If you’re a parent, there’s a good chance you’re feeling overwhelmed right now. And for good reason—you’ve been given the nigh-impossible task of trying to simultaneously do your job, look after the house, and provide some kind of education to your kids who are fully aware that Something Is Not Right With The World. Even if you didn’t have a litany of personal worries (which, as a human being, you absolutely do), this is a recipe for a headache.
Before you wail in despair and run to lock yourself in the bathroom, though, let me suggest a solution that might 1) make your personal life a bit easier, and 2) actually capture your kids’ attention while still teaching them something useful.
That solution is: filmmaking. Your kids are already obsessed with TikToks, YouTube vlogs, and all manner of weird video content, so why not use their fascination to your advantage? It’s easier than you might expect, too—all they need is a smartphone and some household objects, and all you need is a Google Drive and a willingness to try something new.
Here are ten easy, engaging ways to add a dose of filmmaking to your remote curriculum:
1. Fun with Frames and Movement: Kids take three shots of themselves (close up, medium, and wide angle) doing the same action. These actions can tie into what they’re studying at school: for example, the movements can showcase an emotion of the Mood Meter. Once your kid is done, you can edit a short video using that footage and your kid’s favorite songs.
2. Inanimate Object Characters: Tell your kid to find an object in your home and create a character out of it, based on something they’ve studied at school. For example, a lightbulb could be Thomas Edison or a pea pod could be Gregor Mendel. Then, your kid can film a puppet show or create a brief animation with the object as their character.
3. Historical Interviews: Ask your kid to make a list of five questions that they would ask a person they are studying. Then, they can film themselves asking those questions. The next step is dressing up as the”interview subject” and filming the “answer” part of the interview. Finally, your kid can do a few simple edits (either with your help or on their own) to make it look like an interview.
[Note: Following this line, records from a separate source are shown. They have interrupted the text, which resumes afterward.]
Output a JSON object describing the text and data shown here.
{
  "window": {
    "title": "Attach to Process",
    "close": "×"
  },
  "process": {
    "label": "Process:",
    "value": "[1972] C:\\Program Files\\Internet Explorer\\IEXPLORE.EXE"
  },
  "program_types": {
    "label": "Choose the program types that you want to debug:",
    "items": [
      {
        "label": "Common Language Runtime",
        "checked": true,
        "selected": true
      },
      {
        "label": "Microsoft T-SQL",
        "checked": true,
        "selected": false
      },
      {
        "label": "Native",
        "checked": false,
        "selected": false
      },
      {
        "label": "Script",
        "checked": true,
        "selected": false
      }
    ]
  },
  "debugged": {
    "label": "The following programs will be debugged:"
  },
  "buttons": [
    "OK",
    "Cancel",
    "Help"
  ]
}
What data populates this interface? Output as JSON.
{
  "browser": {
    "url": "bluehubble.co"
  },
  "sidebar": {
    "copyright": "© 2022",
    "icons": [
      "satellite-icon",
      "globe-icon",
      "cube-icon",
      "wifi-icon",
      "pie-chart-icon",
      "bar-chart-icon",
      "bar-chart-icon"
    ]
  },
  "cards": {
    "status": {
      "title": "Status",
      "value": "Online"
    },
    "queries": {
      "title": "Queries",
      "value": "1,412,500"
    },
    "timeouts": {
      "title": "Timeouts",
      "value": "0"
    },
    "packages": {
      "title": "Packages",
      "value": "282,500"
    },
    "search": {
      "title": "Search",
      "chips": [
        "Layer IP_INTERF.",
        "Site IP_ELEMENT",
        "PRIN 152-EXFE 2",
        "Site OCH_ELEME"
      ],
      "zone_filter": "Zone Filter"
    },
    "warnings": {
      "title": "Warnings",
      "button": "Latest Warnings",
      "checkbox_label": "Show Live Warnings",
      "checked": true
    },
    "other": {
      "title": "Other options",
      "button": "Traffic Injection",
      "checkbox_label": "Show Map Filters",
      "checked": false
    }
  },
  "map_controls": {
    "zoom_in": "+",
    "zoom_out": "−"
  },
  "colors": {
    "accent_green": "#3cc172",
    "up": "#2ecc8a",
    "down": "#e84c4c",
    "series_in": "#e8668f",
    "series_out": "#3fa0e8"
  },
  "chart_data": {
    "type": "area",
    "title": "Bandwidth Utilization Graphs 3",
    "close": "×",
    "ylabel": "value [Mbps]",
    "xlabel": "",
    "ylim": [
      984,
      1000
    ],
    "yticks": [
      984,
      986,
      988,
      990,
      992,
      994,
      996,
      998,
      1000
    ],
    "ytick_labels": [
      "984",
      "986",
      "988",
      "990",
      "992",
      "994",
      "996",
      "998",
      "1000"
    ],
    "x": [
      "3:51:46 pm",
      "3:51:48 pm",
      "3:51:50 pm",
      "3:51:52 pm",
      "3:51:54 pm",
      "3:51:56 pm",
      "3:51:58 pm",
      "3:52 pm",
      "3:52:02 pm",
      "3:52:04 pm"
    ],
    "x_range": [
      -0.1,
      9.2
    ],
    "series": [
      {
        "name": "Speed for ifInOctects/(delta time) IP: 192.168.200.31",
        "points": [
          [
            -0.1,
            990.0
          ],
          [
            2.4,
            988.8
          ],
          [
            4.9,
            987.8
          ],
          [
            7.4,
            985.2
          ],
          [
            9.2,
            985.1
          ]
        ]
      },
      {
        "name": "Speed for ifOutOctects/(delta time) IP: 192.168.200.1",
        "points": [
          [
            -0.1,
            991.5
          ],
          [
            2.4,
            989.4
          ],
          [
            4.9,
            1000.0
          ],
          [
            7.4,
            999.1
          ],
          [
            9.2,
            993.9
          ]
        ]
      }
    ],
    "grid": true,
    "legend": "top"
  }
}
4. B-Roll Scavenger Hunt: Kids search their homes, like explorers, to hunt for objects related to what they’re studying. For example, if they’re learning about three dimensional shapes in school, they could search for items shaped like cubes, pyramids, and spheres.
5. News Reports: Kids present a current event as a news reporter. They can create their own slides and film their own videos (or collect video footage from around the internet) to illustrate their story.
6. Documentaries: Kids write scripts about a topic they’re studying in school (like mammals, for example). Then, they record voiceovers and scrounge the internet for B-roll (or record their own) for a new take on informational essays.
7. School/Neighborhood Spirit Challenge: This one requires a little coordination with other parents, but it’s a lot of fun. Kids choose an object or action that represents their school or neighborhood. Then, they film themselves passing the object or doing that motion to the “next kid” who’s just off-screen. Once all the individual scenes have been filmed, they can be edited together to create a video chain reaction.
8. Literature Storyboarding: Kids choose a scene from a book they are reading. Then, they can storyboard the scene out by drawing the shots and camera positions they would want to use if they were filming and and turn that scene into a comic strip.
9. Personal Vlogging: Kids take a few minutes every day to record their thoughts, whether about a specific topic they’re studying in school (like the colonization of North America) or general musings on their feelings right now. Each “entry” can be compiled into a personal reflection journal.
10. Paper Animation: Kids collect cutouts of photos and drawings, then film themselves arranging those images in a sequence to create their own Public Service Announcement on a topic that they care about, like being kind to animals or helping their friends.
I hope you find these ideas helpful. If you’re interested in learning more about how to keep your kids busy with filmmaking—or if you’re interested in our remote filmmaking workshops and summer camps—contact Take Two Film Academy and we’ll be happy to help you out with anything you need!